The First Experiment Along the Waters of the Great Canal
On the crisp autumn morning of October 28, 1819, in western New York a boat called the Chief Engineer left Rome, New York to take the first journey on the Great Canal to Utica. A group of about thirty men were passengers on the boat, many of whom were distinguished guests, including Governor Dewitt Clinton, the canal’s chief advocate. Spectators lined the banks of the canal, as if lining the streets to watch a passing parade. A band serenaded the boat as it persisted and as it continued down the channel of the canal, it picked up more passengers so that additional citizens could take part in the festive event. The spectators in the towns lining the banks of the canal expressed their “unfeigned joy at seeing the first boat flat upon its waters.” All that the people of New York had been promised by their politicians finally seemed possible. It was a joyous occasion met with a 21-gun salute and cheers from all. Later in the week, the boat returned to Rome and then traveled back to Utica, a distance of 32 miles, achieved in a single day. This was an amazing feat, one that had not been thought to be achievable so soon. It was also stunning what men had achieved in building this canal and the nature they triumphed over. A local newspaper writer claimed that, “The result of this season cannot fail to animate the friends of the canal, incline the doubtful to its vigorous prosecution, and free its opponents from their fears and subdue their hostility; for theory must yield to fact, and wild speculation to the tests of experiment.”
The Great Canal would be completed in 1825 and proved to be everything that its advocates had hoped for.

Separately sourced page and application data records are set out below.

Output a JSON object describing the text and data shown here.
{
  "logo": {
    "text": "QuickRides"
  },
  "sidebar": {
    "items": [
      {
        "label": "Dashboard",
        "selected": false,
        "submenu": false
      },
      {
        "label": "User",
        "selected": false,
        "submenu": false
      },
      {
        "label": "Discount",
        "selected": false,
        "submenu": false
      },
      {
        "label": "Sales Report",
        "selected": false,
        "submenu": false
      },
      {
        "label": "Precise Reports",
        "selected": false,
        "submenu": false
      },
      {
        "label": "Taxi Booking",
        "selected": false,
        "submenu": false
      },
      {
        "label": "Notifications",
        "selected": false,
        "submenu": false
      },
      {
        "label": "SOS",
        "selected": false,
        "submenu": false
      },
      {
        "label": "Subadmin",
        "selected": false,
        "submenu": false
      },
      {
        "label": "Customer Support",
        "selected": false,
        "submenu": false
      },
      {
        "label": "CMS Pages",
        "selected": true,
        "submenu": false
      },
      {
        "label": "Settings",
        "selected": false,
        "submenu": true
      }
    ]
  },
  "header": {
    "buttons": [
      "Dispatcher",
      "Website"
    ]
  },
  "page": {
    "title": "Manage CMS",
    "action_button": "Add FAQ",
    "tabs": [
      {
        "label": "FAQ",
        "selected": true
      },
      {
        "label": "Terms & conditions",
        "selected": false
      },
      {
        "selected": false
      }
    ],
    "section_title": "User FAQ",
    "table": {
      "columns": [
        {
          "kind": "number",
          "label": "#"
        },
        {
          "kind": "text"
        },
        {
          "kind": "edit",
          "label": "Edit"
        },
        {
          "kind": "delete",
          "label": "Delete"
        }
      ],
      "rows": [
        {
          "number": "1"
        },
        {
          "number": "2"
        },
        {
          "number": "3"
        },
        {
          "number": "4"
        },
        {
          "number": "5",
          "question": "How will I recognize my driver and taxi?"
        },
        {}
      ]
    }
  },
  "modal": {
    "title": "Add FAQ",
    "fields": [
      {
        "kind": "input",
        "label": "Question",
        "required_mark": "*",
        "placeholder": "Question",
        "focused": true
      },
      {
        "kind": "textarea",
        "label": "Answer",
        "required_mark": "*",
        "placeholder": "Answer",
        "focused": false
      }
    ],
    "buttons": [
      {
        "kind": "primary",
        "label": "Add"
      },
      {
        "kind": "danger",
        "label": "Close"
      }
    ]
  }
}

The canal is often considered the greatest and most influential public works project of the nineteenth century. It ushered in the economic changes that would transform the country, and added to the settling of the frontier by making settling the west an easier process. It also connected western settlements to both domestic and foreign markets while drastically reducing the price of transporting goods. The canal proved to be a worthwhile feat for the state of New York. It would be a stunning example of the benefits of internal improvements and improved transportation in the United States for years to come.
- Evan Cornog, The Birth of Empire: DeWitt Clinton and the American Experience 1769-1828 (New York: Oxford University Press, 1998), 163.
- "Canal-First Boat," Geneva Gazette, November 3, 1819.